About this task:
Report only the number of lines that contain the string "icon" in the records below.

Material provided:
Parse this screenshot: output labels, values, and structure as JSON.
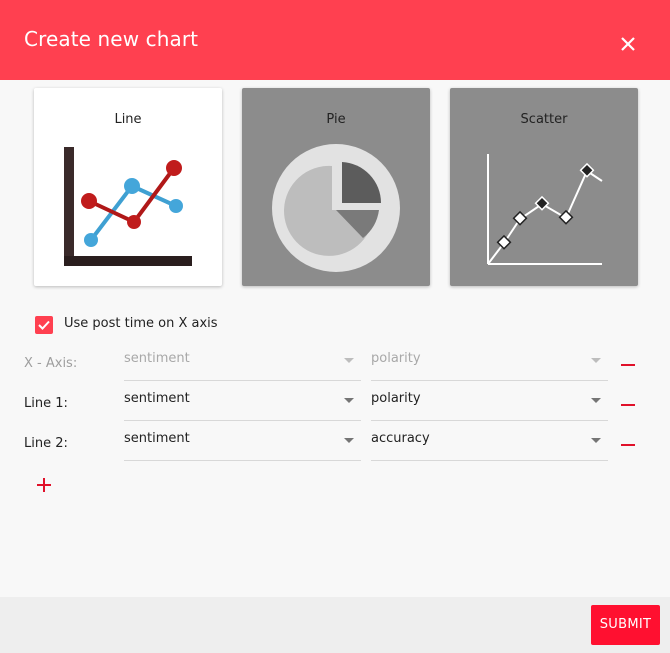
{
  "dialog": {
    "title": "Create new chart"
  },
  "chart_types": [
    {
      "label": "Line",
      "selected": true,
      "icon": "line-chart-icon"
    },
    {
      "label": "Pie",
      "selected": false,
      "icon": "pie-chart-icon"
    },
    {
      "label": "Scatter",
      "selected": false,
      "icon": "scatter-chart-icon"
    }
  ],
  "options": {
    "use_post_time_label": "Use post time on X axis",
    "use_post_time_checked": true
  },
  "axes": {
    "x_axis": {
      "label": "X - Axis:",
      "field": "sentiment",
      "metric": "polarity",
      "disabled": true
    },
    "lines": [
      {
        "label": "Line 1:",
        "field": "sentiment",
        "metric": "polarity"
      },
      {
        "label": "Line 2:",
        "field": "sentiment",
        "metric": "accuracy"
      }
    ]
  },
  "footer": {
    "submit_label": "SUBMIT"
  },
  "colors": {
    "header": "#ff4050",
    "accent": "#e0112a",
    "submit": "#ff1030",
    "card_unselected": "#8c8c8c"
  }
}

Solution for this exercise:
3